▶ **Problem requirements**
Return all the lines below in which the string "icon" appears.

▶ **Material shown**
■ ■ ■ ■ ■ ■ ■

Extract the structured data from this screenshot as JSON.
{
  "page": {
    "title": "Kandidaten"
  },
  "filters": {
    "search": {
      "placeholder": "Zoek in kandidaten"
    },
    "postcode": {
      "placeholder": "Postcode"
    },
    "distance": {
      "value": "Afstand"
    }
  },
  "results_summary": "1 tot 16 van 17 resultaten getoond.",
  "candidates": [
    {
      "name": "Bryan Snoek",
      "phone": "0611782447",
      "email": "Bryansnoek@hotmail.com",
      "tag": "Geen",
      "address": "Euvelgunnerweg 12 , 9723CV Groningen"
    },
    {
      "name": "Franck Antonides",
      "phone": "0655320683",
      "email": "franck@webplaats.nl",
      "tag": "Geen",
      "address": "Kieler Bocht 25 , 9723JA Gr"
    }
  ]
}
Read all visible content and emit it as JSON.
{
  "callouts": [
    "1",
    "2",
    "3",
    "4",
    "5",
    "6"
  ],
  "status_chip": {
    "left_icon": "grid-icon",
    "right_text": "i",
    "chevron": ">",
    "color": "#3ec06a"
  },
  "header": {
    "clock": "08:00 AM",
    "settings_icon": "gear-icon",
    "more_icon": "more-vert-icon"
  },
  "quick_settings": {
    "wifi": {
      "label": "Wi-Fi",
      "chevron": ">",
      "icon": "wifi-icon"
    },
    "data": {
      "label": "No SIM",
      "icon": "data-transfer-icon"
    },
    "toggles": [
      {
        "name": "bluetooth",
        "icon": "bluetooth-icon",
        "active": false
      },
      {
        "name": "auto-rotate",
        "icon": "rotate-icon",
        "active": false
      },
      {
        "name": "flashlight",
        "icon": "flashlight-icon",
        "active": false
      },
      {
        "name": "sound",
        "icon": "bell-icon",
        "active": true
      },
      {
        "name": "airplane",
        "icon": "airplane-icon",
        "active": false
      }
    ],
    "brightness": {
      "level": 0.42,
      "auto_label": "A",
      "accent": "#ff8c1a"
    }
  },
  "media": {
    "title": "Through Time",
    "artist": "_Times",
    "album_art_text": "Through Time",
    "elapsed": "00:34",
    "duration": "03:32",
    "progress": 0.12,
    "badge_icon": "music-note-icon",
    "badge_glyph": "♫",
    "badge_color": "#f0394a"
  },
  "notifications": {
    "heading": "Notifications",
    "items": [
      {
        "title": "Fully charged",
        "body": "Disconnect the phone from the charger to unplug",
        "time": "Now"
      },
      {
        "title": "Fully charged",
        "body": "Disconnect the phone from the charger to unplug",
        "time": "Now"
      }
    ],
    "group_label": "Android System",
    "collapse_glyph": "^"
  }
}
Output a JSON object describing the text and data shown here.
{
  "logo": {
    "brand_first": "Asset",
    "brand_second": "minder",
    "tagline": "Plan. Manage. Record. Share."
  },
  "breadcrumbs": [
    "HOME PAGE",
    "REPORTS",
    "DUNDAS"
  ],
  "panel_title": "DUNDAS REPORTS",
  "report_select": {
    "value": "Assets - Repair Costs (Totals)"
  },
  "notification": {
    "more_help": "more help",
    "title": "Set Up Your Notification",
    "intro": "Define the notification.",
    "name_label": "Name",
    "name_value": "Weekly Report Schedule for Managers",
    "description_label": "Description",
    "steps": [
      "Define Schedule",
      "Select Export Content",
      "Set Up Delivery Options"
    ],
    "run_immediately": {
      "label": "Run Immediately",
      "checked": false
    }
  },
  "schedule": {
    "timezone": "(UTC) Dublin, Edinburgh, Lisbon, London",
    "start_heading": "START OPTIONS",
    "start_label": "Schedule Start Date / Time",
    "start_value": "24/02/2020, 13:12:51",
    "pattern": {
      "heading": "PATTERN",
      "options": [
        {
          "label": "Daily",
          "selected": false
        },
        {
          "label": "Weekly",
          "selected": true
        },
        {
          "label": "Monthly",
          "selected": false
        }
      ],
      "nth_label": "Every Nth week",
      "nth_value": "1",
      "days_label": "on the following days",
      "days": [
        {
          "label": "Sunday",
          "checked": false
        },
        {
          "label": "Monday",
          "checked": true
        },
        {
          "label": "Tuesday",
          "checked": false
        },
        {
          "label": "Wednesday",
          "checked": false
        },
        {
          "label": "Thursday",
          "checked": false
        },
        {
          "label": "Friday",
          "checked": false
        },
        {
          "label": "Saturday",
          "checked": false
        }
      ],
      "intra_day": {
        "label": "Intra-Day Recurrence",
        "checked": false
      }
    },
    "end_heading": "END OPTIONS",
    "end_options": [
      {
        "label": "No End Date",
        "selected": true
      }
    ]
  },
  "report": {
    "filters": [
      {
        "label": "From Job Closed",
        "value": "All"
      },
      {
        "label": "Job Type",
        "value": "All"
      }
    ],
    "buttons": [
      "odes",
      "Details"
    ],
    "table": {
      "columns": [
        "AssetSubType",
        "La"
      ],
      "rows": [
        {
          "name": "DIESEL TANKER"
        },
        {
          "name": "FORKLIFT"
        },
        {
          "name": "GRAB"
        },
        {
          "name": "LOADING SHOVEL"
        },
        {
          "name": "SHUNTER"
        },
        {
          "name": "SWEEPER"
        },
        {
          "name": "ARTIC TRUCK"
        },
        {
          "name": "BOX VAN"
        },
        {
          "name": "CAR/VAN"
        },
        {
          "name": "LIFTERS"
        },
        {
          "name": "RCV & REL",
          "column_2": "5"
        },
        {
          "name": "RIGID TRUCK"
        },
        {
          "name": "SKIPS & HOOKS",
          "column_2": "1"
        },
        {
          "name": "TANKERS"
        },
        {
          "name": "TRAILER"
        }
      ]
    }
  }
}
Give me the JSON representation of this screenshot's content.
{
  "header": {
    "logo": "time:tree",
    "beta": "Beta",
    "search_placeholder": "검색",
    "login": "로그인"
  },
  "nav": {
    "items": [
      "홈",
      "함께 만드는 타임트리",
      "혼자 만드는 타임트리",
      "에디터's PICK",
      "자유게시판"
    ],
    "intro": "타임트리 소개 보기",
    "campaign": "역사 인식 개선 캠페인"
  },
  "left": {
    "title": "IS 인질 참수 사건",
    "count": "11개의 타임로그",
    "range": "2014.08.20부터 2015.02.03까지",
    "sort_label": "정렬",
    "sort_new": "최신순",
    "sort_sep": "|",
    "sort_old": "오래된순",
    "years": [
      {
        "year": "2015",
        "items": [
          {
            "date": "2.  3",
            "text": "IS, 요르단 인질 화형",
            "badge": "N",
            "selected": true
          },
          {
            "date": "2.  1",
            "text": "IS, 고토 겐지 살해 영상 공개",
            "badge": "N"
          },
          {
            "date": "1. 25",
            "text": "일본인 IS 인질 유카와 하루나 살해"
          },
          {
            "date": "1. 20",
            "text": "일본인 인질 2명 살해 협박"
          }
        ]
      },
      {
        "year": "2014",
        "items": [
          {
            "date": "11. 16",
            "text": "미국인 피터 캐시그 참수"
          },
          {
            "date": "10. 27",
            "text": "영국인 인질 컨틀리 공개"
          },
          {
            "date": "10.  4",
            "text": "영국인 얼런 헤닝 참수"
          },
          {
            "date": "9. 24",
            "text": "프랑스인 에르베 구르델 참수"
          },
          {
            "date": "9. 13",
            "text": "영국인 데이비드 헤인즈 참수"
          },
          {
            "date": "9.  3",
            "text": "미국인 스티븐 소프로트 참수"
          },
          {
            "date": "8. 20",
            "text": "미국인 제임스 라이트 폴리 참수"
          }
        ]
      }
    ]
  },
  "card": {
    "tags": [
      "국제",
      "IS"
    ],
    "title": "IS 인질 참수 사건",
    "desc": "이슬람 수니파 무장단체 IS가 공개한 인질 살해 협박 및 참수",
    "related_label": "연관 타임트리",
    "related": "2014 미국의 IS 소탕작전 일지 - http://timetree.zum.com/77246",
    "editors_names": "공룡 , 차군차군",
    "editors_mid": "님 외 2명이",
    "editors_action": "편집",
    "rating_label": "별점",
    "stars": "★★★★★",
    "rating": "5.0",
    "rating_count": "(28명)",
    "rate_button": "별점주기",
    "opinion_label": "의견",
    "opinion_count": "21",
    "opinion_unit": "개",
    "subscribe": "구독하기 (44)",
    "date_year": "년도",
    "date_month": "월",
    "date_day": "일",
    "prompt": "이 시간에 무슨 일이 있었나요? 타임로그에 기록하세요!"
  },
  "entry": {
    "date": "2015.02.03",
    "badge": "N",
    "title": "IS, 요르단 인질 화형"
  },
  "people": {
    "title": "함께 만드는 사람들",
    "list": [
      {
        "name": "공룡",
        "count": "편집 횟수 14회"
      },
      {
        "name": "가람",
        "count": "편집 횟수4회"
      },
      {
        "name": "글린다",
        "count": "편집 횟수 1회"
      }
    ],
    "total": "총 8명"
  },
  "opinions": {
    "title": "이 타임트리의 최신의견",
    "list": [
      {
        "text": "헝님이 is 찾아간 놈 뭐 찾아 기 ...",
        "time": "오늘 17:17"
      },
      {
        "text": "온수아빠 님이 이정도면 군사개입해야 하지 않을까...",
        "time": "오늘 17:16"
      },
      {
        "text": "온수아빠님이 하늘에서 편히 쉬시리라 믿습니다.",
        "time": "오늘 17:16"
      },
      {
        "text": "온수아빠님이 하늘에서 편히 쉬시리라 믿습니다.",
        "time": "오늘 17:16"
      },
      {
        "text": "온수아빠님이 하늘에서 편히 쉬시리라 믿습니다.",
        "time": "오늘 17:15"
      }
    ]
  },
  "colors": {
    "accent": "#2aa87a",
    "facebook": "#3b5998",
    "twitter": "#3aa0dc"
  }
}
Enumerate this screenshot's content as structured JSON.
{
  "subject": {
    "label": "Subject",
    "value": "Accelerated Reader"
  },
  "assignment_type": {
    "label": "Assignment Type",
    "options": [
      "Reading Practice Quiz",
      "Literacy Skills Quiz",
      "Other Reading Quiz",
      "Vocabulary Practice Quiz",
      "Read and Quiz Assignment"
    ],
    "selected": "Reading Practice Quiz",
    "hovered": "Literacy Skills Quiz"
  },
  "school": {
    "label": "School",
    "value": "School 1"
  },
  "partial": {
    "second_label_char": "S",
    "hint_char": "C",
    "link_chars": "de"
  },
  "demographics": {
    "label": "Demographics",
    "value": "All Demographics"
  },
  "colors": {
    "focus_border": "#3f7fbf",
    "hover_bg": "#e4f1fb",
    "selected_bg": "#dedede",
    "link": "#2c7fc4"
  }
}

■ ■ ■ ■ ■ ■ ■

▶ **Answer section**
    "left_icon": "grid-icon",
    "settings_icon": "gear-icon",
    "more_icon": "more-vert-icon"
      "icon": "wifi-icon"
      "icon": "data-transfer-icon"
        "icon": "bluetooth-icon",
        "icon": "rotate-icon",
        "icon": "flashlight-icon",
        "icon": "bell-icon",
        "icon": "airplane-icon",
    "badge_icon": "music-note-icon",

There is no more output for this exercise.